1951: The Lost Childhood and Other Essays
Author/Editor: Graham Greene
Graham Greene writes:
I remember distinctly the suddenness with which a key turned in a lock and I found I could read – not just the sentences in a reading book with the syllables coupled like railway carriages, but a real book.
This book is a collection of essays about authors, Greene’s childhood and reading. The Times Literacy Supplement wrote about the book:
The individual studies constantly please the reader with wit, stimulate with imagination, move him to admiration by their original thinking, and by the excellence of their writing. ( Book Jacket)

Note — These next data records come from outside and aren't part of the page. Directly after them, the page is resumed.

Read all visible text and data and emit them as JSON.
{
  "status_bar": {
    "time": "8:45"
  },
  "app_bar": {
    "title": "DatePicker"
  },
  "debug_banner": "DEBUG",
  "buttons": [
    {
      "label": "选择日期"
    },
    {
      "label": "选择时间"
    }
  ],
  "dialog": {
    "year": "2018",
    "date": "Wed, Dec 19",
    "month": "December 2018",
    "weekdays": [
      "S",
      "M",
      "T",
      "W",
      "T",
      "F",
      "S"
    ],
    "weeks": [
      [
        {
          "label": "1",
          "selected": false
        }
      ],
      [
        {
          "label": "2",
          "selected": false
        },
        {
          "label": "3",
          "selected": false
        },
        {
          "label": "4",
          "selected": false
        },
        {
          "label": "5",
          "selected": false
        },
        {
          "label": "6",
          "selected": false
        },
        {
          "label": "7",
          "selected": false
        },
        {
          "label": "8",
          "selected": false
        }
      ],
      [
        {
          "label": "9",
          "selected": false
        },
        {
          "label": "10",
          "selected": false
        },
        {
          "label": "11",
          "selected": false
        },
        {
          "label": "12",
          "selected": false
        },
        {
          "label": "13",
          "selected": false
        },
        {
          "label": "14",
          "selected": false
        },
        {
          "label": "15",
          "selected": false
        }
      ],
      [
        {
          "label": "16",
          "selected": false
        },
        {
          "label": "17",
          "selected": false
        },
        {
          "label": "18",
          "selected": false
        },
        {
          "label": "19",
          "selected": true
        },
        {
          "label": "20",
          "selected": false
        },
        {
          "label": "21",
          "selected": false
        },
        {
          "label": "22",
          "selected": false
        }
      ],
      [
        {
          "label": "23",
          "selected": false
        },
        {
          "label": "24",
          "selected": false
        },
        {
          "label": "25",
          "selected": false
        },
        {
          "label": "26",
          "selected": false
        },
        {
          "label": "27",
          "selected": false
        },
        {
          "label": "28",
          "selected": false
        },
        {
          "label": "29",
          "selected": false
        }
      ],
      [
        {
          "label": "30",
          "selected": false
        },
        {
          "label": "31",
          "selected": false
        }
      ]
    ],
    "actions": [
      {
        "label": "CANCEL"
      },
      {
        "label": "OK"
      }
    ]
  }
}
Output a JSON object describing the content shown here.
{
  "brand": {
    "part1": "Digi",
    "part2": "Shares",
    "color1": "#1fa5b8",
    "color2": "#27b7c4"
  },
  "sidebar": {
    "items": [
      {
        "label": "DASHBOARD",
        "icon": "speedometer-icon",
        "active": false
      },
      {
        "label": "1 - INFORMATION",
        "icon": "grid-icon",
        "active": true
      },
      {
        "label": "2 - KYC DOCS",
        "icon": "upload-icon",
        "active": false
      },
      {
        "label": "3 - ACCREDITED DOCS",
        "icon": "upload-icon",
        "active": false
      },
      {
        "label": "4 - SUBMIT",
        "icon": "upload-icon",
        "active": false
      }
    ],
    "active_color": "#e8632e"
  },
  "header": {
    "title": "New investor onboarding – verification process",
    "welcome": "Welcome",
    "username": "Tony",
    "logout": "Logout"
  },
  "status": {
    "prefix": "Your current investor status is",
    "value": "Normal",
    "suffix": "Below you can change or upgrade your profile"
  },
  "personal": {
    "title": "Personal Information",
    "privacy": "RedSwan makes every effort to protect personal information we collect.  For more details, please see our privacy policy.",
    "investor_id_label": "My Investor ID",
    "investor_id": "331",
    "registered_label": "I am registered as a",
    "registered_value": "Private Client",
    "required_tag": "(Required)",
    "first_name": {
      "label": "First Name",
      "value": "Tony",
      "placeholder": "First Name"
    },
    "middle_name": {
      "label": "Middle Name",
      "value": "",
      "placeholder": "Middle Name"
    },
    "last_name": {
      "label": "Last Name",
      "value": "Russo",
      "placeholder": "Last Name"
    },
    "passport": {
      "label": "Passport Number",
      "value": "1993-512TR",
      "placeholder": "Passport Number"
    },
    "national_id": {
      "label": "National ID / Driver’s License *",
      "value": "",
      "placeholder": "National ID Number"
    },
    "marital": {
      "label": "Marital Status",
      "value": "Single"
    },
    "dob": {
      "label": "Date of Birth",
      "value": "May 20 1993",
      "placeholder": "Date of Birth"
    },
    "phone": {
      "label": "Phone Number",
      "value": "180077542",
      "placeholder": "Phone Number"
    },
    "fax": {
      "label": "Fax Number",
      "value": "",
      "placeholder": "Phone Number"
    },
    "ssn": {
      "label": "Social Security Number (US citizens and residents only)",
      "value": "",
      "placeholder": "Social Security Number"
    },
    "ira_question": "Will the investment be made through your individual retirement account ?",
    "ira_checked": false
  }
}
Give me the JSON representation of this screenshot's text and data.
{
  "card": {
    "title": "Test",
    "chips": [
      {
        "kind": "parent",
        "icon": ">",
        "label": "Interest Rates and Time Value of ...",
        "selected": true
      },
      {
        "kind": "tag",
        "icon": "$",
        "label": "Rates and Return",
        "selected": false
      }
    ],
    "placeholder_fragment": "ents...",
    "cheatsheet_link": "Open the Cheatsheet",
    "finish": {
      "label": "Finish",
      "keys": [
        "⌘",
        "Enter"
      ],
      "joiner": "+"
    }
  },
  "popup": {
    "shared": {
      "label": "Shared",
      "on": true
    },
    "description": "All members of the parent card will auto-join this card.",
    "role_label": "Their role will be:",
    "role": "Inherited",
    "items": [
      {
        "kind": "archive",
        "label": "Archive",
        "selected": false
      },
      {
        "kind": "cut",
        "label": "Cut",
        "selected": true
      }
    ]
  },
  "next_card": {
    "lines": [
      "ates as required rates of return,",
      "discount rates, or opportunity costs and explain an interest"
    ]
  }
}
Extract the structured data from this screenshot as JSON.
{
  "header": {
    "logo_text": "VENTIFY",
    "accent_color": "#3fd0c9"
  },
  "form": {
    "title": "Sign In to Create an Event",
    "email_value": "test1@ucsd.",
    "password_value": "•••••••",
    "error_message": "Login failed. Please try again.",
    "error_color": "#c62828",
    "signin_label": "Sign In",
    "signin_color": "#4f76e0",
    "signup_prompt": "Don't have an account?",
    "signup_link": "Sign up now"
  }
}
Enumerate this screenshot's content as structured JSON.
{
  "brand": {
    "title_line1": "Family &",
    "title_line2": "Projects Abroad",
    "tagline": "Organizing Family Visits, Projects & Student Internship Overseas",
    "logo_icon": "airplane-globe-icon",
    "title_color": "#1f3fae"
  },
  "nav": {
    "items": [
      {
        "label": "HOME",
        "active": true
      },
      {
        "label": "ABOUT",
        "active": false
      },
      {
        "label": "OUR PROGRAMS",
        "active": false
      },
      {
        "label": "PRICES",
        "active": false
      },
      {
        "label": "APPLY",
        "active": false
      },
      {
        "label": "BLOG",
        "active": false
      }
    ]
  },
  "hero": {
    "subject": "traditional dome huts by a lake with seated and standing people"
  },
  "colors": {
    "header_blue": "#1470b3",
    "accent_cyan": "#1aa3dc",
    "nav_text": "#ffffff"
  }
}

Published first in 1951, this book is an early work of non fiction of the author who went on to write such well known works as Travels with my Aunt, Brighton Rock, and The Quiet American. Much of his work reflected his Catholic upbringing and explored moral and social issues. The author of more than fifty books during a sixty-year career, Graham Greene (1904–1991) unquestionably ranks among the twentieth century’s great writers. His novels alone have sold more than 20 million copies and have been translated into nearly thirty languages.